▶ [Problem to work on]: Output the line containing "What's the underlying" and all subsequent lines of the listing below, copied exactly, with no other lines.

[Extracted material]

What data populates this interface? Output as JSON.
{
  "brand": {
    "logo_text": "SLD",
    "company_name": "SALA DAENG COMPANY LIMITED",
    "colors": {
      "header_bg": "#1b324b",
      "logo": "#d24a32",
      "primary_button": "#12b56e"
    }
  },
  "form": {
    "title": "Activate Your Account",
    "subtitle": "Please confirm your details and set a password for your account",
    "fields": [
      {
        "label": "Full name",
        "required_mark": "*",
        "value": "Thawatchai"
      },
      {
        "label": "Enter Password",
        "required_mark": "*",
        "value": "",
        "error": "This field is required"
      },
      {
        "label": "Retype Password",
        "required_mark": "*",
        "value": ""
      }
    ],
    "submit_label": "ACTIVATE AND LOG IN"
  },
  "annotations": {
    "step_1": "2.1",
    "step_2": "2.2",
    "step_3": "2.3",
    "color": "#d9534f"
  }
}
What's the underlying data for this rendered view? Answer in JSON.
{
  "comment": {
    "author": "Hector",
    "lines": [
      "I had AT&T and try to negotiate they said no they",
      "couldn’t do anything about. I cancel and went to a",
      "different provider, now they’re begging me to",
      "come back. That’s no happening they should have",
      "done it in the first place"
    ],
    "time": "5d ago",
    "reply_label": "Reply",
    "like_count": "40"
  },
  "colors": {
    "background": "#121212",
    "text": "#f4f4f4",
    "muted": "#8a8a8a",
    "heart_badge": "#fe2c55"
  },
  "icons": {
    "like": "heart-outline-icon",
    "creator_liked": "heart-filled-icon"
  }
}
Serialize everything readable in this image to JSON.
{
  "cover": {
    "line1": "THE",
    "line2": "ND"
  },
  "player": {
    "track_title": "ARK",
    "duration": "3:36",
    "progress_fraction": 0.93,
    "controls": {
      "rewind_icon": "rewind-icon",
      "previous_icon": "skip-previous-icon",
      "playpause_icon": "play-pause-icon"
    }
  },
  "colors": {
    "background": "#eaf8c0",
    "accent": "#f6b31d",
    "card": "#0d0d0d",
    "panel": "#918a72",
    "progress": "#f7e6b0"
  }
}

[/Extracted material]

▶ [Response to the exercise]:
What's the underlying data for this rendered view? Answer in JSON.
{
  "comment": {
    "author": "Hector",
    "lines": [
      "I had AT&T and try to negotiate they said no they",
      "couldn’t do anything about. I cancel and went to a",
      "different provider, now they’re begging me to",
      "come back. That’s no happening they should have",
      "done it in the first place"
    ],
    "time": "5d ago",
    "reply_label": "Reply",
    "like_count": "40"
  },
  "colors": {
    "background": "#121212",
    "text": "#f4f4f4",
    "muted": "#8a8a8a",
    "heart_badge": "#fe2c55"
  },
  "icons": {
    "like": "heart-outline-icon",
    "creator_liked": "heart-filled-icon"
  }
}
Serialize everything readable in this image to JSON.
{
  "cover": {
    "line1": "THE",
    "line2": "ND"
  },
  "player": {
    "track_title": "ARK",
    "duration": "3:36",
    "progress_fraction": 0.93,
    "controls": {
      "rewind_icon": "rewind-icon",
      "previous_icon": "skip-previous-icon",
      "playpause_icon": "play-pause-icon"
    }
  },
  "colors": {
    "background": "#eaf8c0",
    "accent": "#f6b31d",
    "card": "#0d0d0d",
    "panel": "#918a72",
    "progress": "#f7e6b0"
  }
}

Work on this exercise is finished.